──────── SOURCE DATA ────────

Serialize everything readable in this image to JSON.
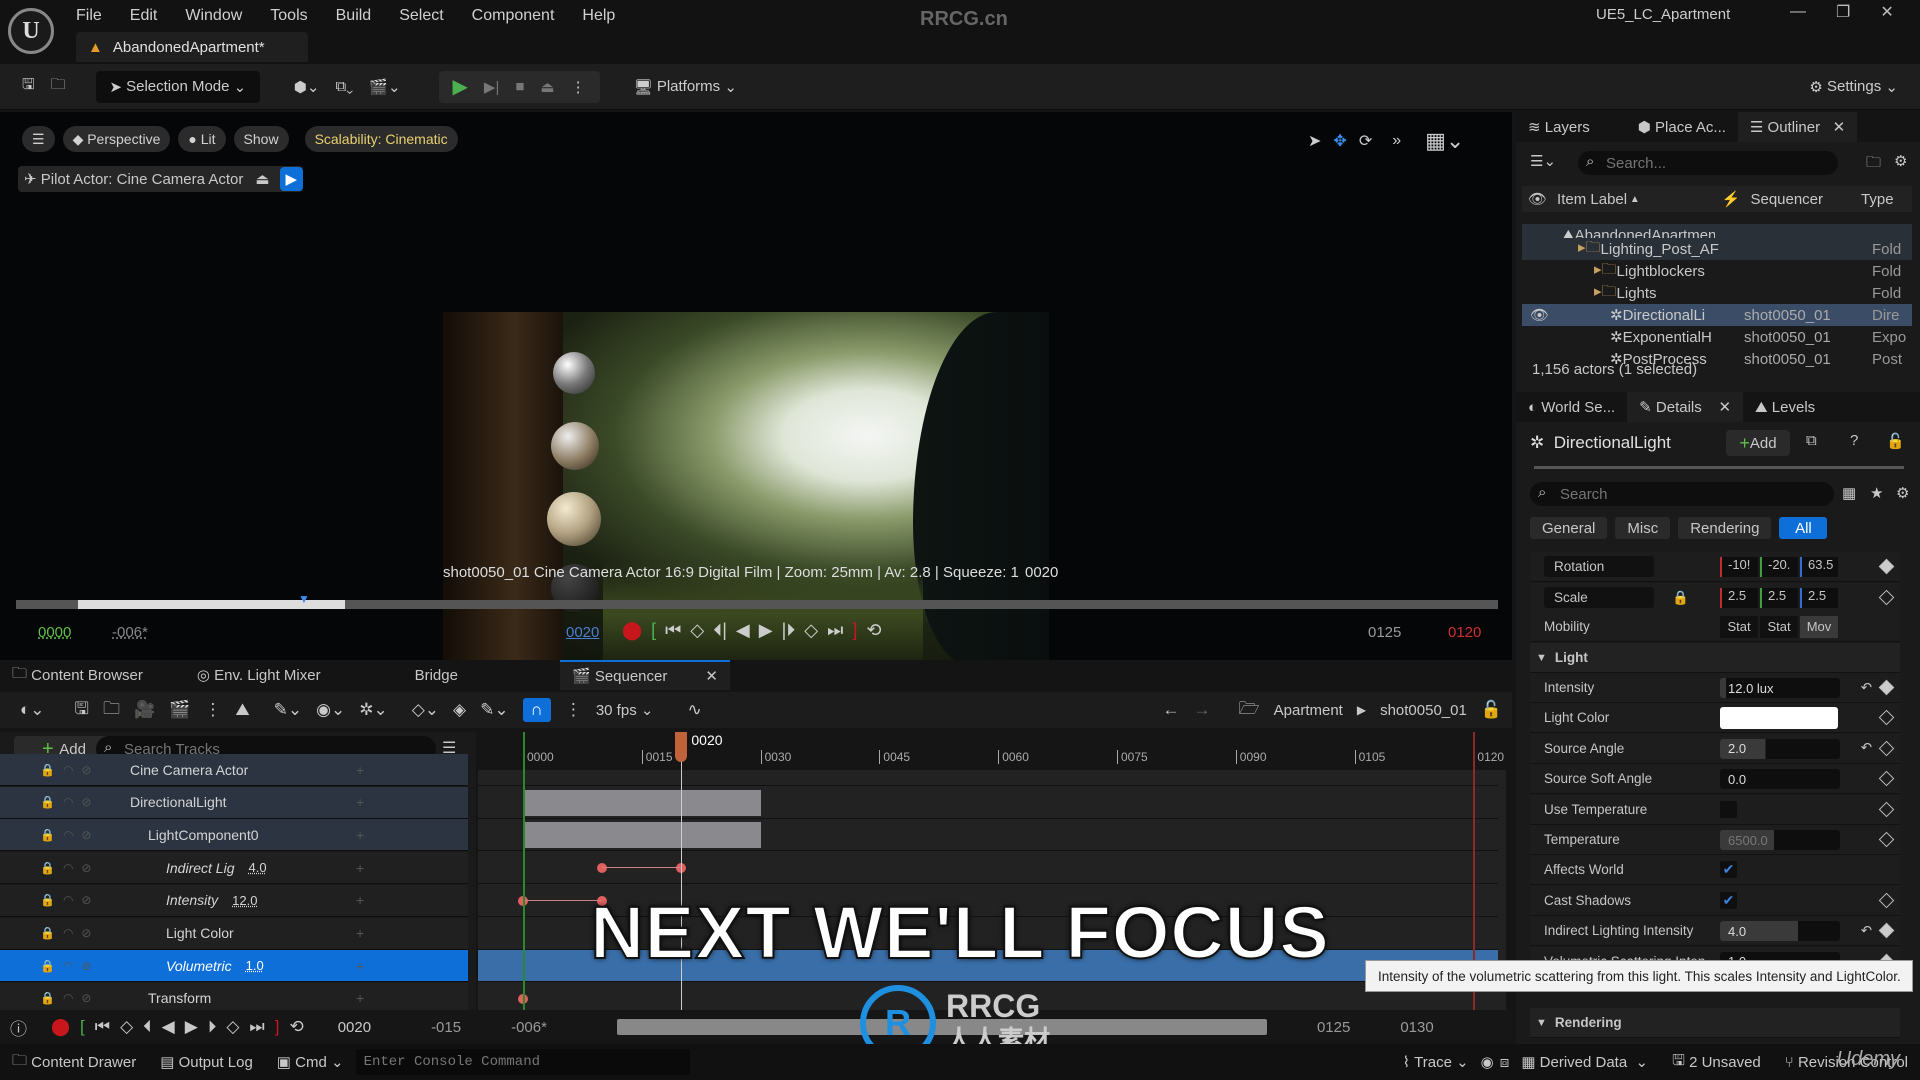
{
  "app": {
    "watermark": "RRCG.cn",
    "project": "UE5_LC_Apartment",
    "doc_tab": "AbandonedApartment*",
    "logo": "U"
  },
  "menu": [
    "File",
    "Edit",
    "Window",
    "Tools",
    "Build",
    "Select",
    "Component",
    "Help"
  ],
  "toolbar": {
    "selection_mode": "Selection Mode",
    "platforms": "Platforms",
    "settings": "Settings"
  },
  "viewport": {
    "perspective": "Perspective",
    "lit": "Lit",
    "show": "Show",
    "scalability": "Scalability: Cinematic",
    "pilot": "Pilot Actor: Cine Camera Actor",
    "overlay": "shot0050_01 Cine Camera Actor 16:9 Digital Film | Zoom: 25mm | Av: 2.8 | Squeeze: 1",
    "overlay_frame": "0020",
    "start": "0000",
    "offset": "-006*",
    "current": "0020",
    "end": "0125",
    "end_red": "0120",
    "scrub_progress": 0.15
  },
  "bottom_tabs": [
    "Content Browser",
    "Env. Light Mixer",
    "Bridge",
    "Sequencer"
  ],
  "sequencer": {
    "fps": "30 fps",
    "breadcrumb": [
      "Apartment",
      "shot0050_01"
    ],
    "add": "Add",
    "search_placeholder": "Search Tracks",
    "playhead": "0020",
    "playhead_frame": 20,
    "ticks": [
      "0000",
      "0015",
      "0030",
      "0045",
      "0060",
      "0075",
      "0090",
      "0105",
      "0120"
    ],
    "tracks": [
      {
        "label": "Cine Camera Actor",
        "indent": 1,
        "italic": false,
        "value": ""
      },
      {
        "label": "DirectionalLight",
        "indent": 1,
        "italic": false,
        "value": ""
      },
      {
        "label": "LightComponent0",
        "indent": 2,
        "italic": false,
        "value": ""
      },
      {
        "label": "Indirect Lig",
        "indent": 3,
        "italic": true,
        "value": "4.0",
        "keys": [
          10,
          20
        ]
      },
      {
        "label": "Intensity",
        "indent": 3,
        "italic": true,
        "value": "12.0",
        "keys": [
          0,
          10
        ]
      },
      {
        "label": "Light Color",
        "indent": 3,
        "italic": false,
        "value": ""
      },
      {
        "label": "Volumetric",
        "indent": 3,
        "italic": true,
        "value": "1.0",
        "selected": true
      },
      {
        "label": "Transform",
        "indent": 2,
        "italic": false,
        "value": "",
        "keys": [
          0
        ]
      }
    ],
    "section_frames": [
      0,
      30
    ],
    "bottom": {
      "current": "0020",
      "a": "-015",
      "b": "-006*",
      "c": "0125",
      "d": "0130"
    }
  },
  "caption": "NEXT WE'LL FOCUS",
  "outliner": {
    "tabs": [
      "Layers",
      "Place Ac...",
      "Outliner"
    ],
    "search_placeholder": "Search...",
    "cols": [
      "Item Label",
      "Sequencer",
      "Type"
    ],
    "rows": [
      {
        "label": "AbandonedApartment (Editor)",
        "seq": "",
        "type": "",
        "indent": 0
      },
      {
        "label": "Lighting_Post_AF",
        "seq": "",
        "type": "Fold",
        "indent": 1
      },
      {
        "label": "Lightblockers",
        "seq": "",
        "type": "Fold",
        "indent": 2
      },
      {
        "label": "Lights",
        "seq": "",
        "type": "Fold",
        "indent": 2
      },
      {
        "label": "DirectionalLi",
        "seq": "shot0050_01",
        "type": "Dire",
        "indent": 3,
        "selected": true
      },
      {
        "label": "ExponentialH",
        "seq": "shot0050_01",
        "type": "Expo",
        "indent": 3
      },
      {
        "label": "PostProcess",
        "seq": "shot0050_01",
        "type": "Post",
        "indent": 3
      }
    ],
    "footer": "1,156 actors (1 selected)"
  },
  "details": {
    "tabs": [
      "World Se...",
      "Details",
      "Levels"
    ],
    "title": "DirectionalLight",
    "add": "Add",
    "search_placeholder": "Search",
    "filters": [
      "General",
      "Misc",
      "Rendering",
      "All"
    ],
    "rotation": {
      "label": "Rotation",
      "x": "-10!",
      "y": "-20.",
      "z": "63.5"
    },
    "scale": {
      "label": "Scale",
      "x": "2.5",
      "y": "2.5",
      "z": "2.5"
    },
    "mobility": {
      "label": "Mobility",
      "opts": [
        "Stat",
        "Stat",
        "Mov"
      ]
    },
    "section_light": "Light",
    "props": [
      {
        "label": "Intensity",
        "value": "12.0 lux",
        "type": "num",
        "fill": 0.05
      },
      {
        "label": "Light Color",
        "value": "",
        "type": "color",
        "color": "#ffffff"
      },
      {
        "label": "Source Angle",
        "value": "2.0",
        "type": "num",
        "fill": 0.38
      },
      {
        "label": "Source Soft Angle",
        "value": "0.0",
        "type": "num",
        "fill": 0
      },
      {
        "label": "Use Temperature",
        "type": "check",
        "checked": false
      },
      {
        "label": "Temperature",
        "value": "6500.0",
        "type": "num",
        "fill": 0.45
      },
      {
        "label": "Affects World",
        "type": "check",
        "checked": true
      },
      {
        "label": "Cast Shadows",
        "type": "check",
        "checked": true
      },
      {
        "label": "Indirect Lighting Intensity",
        "value": "4.0",
        "type": "num",
        "fill": 0.65
      },
      {
        "label": "Volumetric Scattering Inten...",
        "value": "1.0",
        "type": "num",
        "fill": 0
      }
    ],
    "section_rendering": "Rendering",
    "tooltip": "Intensity of the volumetric scattering from this light.  This scales Intensity and LightColor."
  },
  "status": {
    "content_drawer": "Content Drawer",
    "output_log": "Output Log",
    "cmd": "Cmd",
    "console_placeholder": "Enter Console Command",
    "trace": "Trace",
    "derived": "Derived Data",
    "unsaved": "2 Unsaved",
    "revision": "Revision Control"
  },
  "brand": {
    "rrcg": "RRCG",
    "rrcg_sub": "人人素材",
    "udemy": "Udemy"
  },
  "colors": {
    "accent": "#0e6fd8",
    "play": "#4caf50",
    "record": "#c8161d",
    "playhead": "#c0623a",
    "scalability": "#e8d070"
  }
}
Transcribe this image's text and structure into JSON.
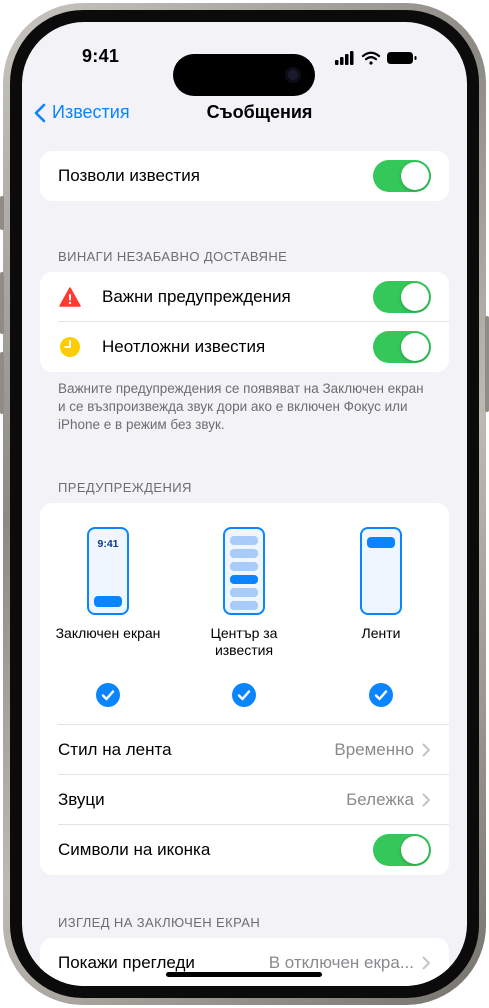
{
  "status_bar": {
    "time": "9:41"
  },
  "nav": {
    "back_label": "Известия",
    "title": "Съобщения"
  },
  "allow": {
    "label": "Позволи известия",
    "enabled": true
  },
  "deliver_now": {
    "header": "ВИНАГИ НЕЗАБАВНО ДОСТАВЯНЕ",
    "items": [
      {
        "label": "Важни предупреждения",
        "icon": "warning-triangle-icon",
        "icon_color": "#ff3b30",
        "enabled": true
      },
      {
        "label": "Неотложни известия",
        "icon": "clock-icon",
        "icon_color": "#ffcc00",
        "enabled": true
      }
    ],
    "footnote": "Важните предупреждения се появяват на Заключен екран и се възпроизвежда звук дори ако е включен Фокус или iPhone е в режим без звук."
  },
  "alerts": {
    "header": "ПРЕДУПРЕЖДЕНИЯ",
    "mini_time": "9:41",
    "options": [
      {
        "label": "Заключен екран",
        "checked": true
      },
      {
        "label": "Център за известия",
        "checked": true
      },
      {
        "label": "Ленти",
        "checked": true
      }
    ],
    "rows": [
      {
        "label": "Стил на лента",
        "value": "Временно"
      },
      {
        "label": "Звуци",
        "value": "Бележка"
      }
    ],
    "badges": {
      "label": "Символи на иконка",
      "enabled": true
    }
  },
  "lock_screen": {
    "header": "ИЗГЛЕД НА ЗАКЛЮЧЕН ЕКРАН",
    "show_previews": {
      "label": "Покажи прегледи",
      "value": "В отключен екра..."
    }
  },
  "colors": {
    "accent": "#0a84ff",
    "toggle_on": "#34c759",
    "background": "#f2f2f7"
  }
}
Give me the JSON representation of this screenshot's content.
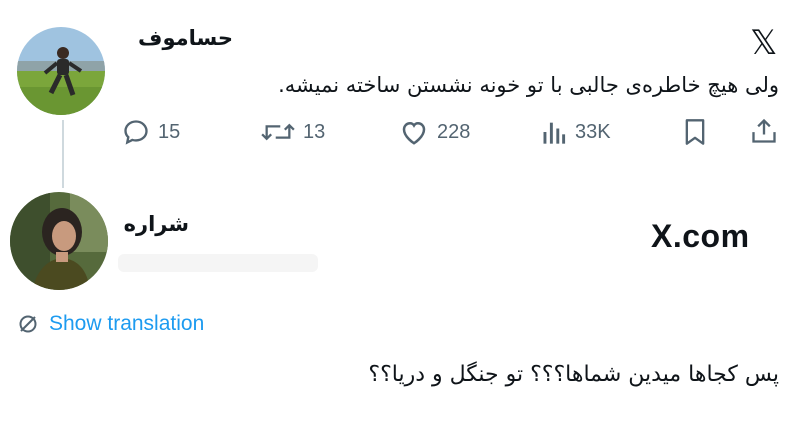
{
  "tweet": {
    "author_name": "حساموف",
    "text": "ولی هیچ خاطره‌ی جالبی با تو خونه نشستن ساخته نمیشه.",
    "metrics": {
      "replies": "15",
      "retweets": "13",
      "likes": "228",
      "views": "33K"
    }
  },
  "reply": {
    "author_name": "شراره",
    "translate_label": "Show translation",
    "text": "پس کجاها میدین شماها؟؟؟ تو جنگل و دریا؟؟"
  },
  "watermark": "X.com",
  "colors": {
    "accent": "#1d9bf0",
    "muted": "#536471",
    "text": "#0f1419"
  }
}
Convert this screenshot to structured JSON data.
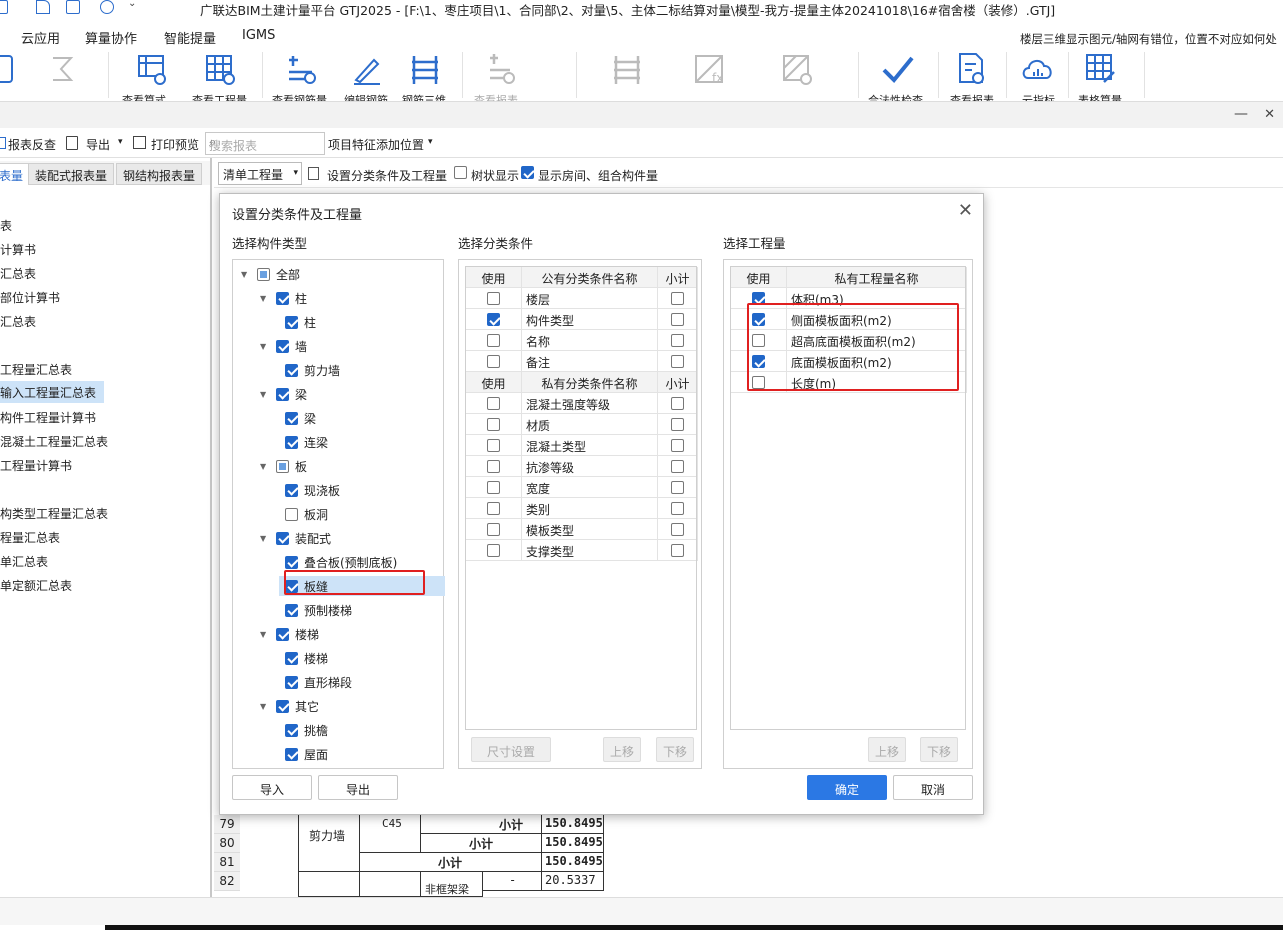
{
  "window": {
    "title": "广联达BIM土建计量平台 GTJ2025 - [F:\\1、枣庄项目\\1、合同部\\2、对量\\5、主体二标结算对量\\模型-我方-提量主体20241018\\16#宿舍楼（装修）.GTJ]"
  },
  "menu": {
    "items": [
      "云应用",
      "算量协作",
      "智能提量",
      "IGMS"
    ],
    "notice": "楼层三维显示图元/轴网有错位，位置不对应如何处"
  },
  "ribbon": {
    "labels": [
      "查看算式",
      "查看工程量",
      "查看钢筋量",
      "编辑钢筋",
      "钢筋三维",
      "查看报表",
      "合法性检查",
      "查看报表",
      "云指标",
      "表格算量"
    ]
  },
  "toolbar": {
    "report_check": "报表反查",
    "export": "导出",
    "print_preview": "打印预览",
    "search_placeholder": "搜索报表",
    "add_position": "项目特征添加位置"
  },
  "left_tabs": [
    "表量",
    "装配式报表量",
    "钢结构报表量"
  ],
  "left_list": [
    "表",
    "计算书",
    "汇总表",
    "部位计算书",
    "汇总表",
    "工程量汇总表",
    "输入工程量汇总表",
    "构件工程量计算书",
    "混凝土工程量汇总表",
    "工程量计算书",
    "构类型工程量汇总表",
    "程量汇总表",
    "单汇总表",
    "单定额汇总表"
  ],
  "right_toolbar": {
    "select_value": "清单工程量",
    "set_conditions": "设置分类条件及工程量",
    "tree_display": "树状显示",
    "show_rooms": "显示房间、组合构件量"
  },
  "bottom_table": {
    "row_numbers": [
      "79",
      "80",
      "81",
      "82"
    ],
    "r79": {
      "type": "剪力墙",
      "grade": "C45",
      "subtotal": "小计",
      "value": "150.8495"
    },
    "r80": {
      "subtotal": "小计",
      "value": "150.8495"
    },
    "r81": {
      "subtotal": "小计",
      "value": "150.8495"
    },
    "r82": {
      "type": "非框架梁",
      "dash": "-",
      "value": "20.5337"
    }
  },
  "dialog": {
    "title": "设置分类条件及工程量",
    "section_types": "选择构件类型",
    "section_conditions": "选择分类条件",
    "section_quantities": "选择工程量",
    "tree": [
      {
        "label": "全部",
        "level": 0,
        "state": "part",
        "arrow": true
      },
      {
        "label": "柱",
        "level": 1,
        "state": "on",
        "arrow": true
      },
      {
        "label": "柱",
        "level": 2,
        "state": "on"
      },
      {
        "label": "墙",
        "level": 1,
        "state": "on",
        "arrow": true
      },
      {
        "label": "剪力墙",
        "level": 2,
        "state": "on"
      },
      {
        "label": "梁",
        "level": 1,
        "state": "on",
        "arrow": true
      },
      {
        "label": "梁",
        "level": 2,
        "state": "on"
      },
      {
        "label": "连梁",
        "level": 2,
        "state": "on"
      },
      {
        "label": "板",
        "level": 1,
        "state": "part",
        "arrow": true
      },
      {
        "label": "现浇板",
        "level": 2,
        "state": "on"
      },
      {
        "label": "板洞",
        "level": 2,
        "state": "off"
      },
      {
        "label": "装配式",
        "level": 1,
        "state": "on",
        "arrow": true
      },
      {
        "label": "叠合板(预制底板)",
        "level": 2,
        "state": "on"
      },
      {
        "label": "板缝",
        "level": 2,
        "state": "on",
        "selected": true
      },
      {
        "label": "预制楼梯",
        "level": 2,
        "state": "on"
      },
      {
        "label": "楼梯",
        "level": 1,
        "state": "on",
        "arrow": true
      },
      {
        "label": "楼梯",
        "level": 2,
        "state": "on"
      },
      {
        "label": "直形梯段",
        "level": 2,
        "state": "on"
      },
      {
        "label": "其它",
        "level": 1,
        "state": "on",
        "arrow": true
      },
      {
        "label": "挑檐",
        "level": 2,
        "state": "on"
      },
      {
        "label": "屋面",
        "level": 2,
        "state": "on"
      }
    ],
    "cond_headers": {
      "use": "使用",
      "public_name": "公有分类条件名称",
      "private_name": "私有分类条件名称",
      "subtotal": "小计"
    },
    "public_conditions": [
      {
        "name": "楼层",
        "use": false
      },
      {
        "name": "构件类型",
        "use": true
      },
      {
        "name": "名称",
        "use": false
      },
      {
        "name": "备注",
        "use": false
      }
    ],
    "private_conditions": [
      {
        "name": "混凝土强度等级",
        "use": false
      },
      {
        "name": "材质",
        "use": false
      },
      {
        "name": "混凝土类型",
        "use": false
      },
      {
        "name": "抗渗等级",
        "use": false
      },
      {
        "name": "宽度",
        "use": false
      },
      {
        "name": "类别",
        "use": false
      },
      {
        "name": "模板类型",
        "use": false
      },
      {
        "name": "支撑类型",
        "use": false
      }
    ],
    "qty_headers": {
      "use": "使用",
      "name": "私有工程量名称"
    },
    "quantities": [
      {
        "name": "体积(m3)",
        "use": true
      },
      {
        "name": "侧面模板面积(m2)",
        "use": true
      },
      {
        "name": "超高底面模板面积(m2)",
        "use": false
      },
      {
        "name": "底面模板面积(m2)",
        "use": true
      },
      {
        "name": "长度(m)",
        "use": false
      }
    ],
    "buttons": {
      "size_setting": "尺寸设置",
      "up": "上移",
      "down": "下移",
      "up2": "上移",
      "down2": "下移",
      "import": "导入",
      "export": "导出",
      "ok": "确定",
      "cancel": "取消"
    }
  }
}
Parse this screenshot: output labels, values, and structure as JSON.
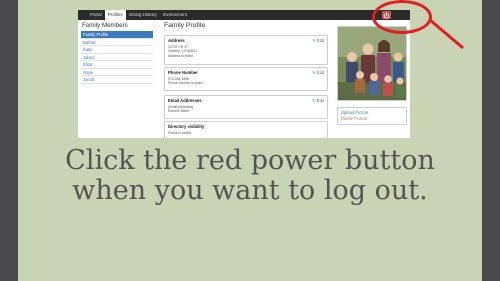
{
  "nav": {
    "items": [
      "Portal",
      "Profiles",
      "Giving History",
      "Involvement"
    ],
    "active_index": 1
  },
  "power_button": {
    "icon": "power-icon",
    "color": "#d94b4b"
  },
  "sidebar": {
    "title": "Family Members",
    "items": [
      "Family Profile",
      "Nathan",
      "Katie",
      "Jabed",
      "Eliza",
      "Hope",
      "Jacob"
    ]
  },
  "main": {
    "title": "Family Profile",
    "edit_label": "Edit",
    "cards": {
      "address": {
        "head": "Address",
        "lines": [
          "12703 CR 37",
          "Greeley, CO 80631",
          "Address is listed"
        ]
      },
      "phone": {
        "head": "Phone Number",
        "lines": [
          "970-284-4896",
          "Phone number is listed"
        ]
      },
      "email": {
        "head": "Email Addresses",
        "lines": [
          "[email protected]",
          "Email is listed"
        ]
      },
      "visibility": {
        "head": "Directory visibility",
        "lines": [
          "Profile is visible"
        ]
      }
    }
  },
  "photo": {
    "upload_label": "Upload Picture",
    "delete_label": "Delete Picture"
  },
  "annotation": {
    "color": "#e02020"
  },
  "caption": {
    "line1": "Click the red power button",
    "line2": "when you want to log out."
  }
}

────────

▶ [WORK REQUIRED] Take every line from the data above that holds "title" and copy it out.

▶ [EXERCISE RESPONSE]
    "title": "DirectionalLight",
    "title": "Съобщения"
    "title": "广联达BIM土建计量平台 GTJ2025 - [F:\\1、枣庄项目\\1、合同部\\2、对量\\5、主体二标结算对量\\模型-我方-提量主体20241018\\16#宿舍楼（装修）.GTJ]"
    "title": "设置分类条件及工程量",
    "title": "Family Members",
    "title": "Family Profile",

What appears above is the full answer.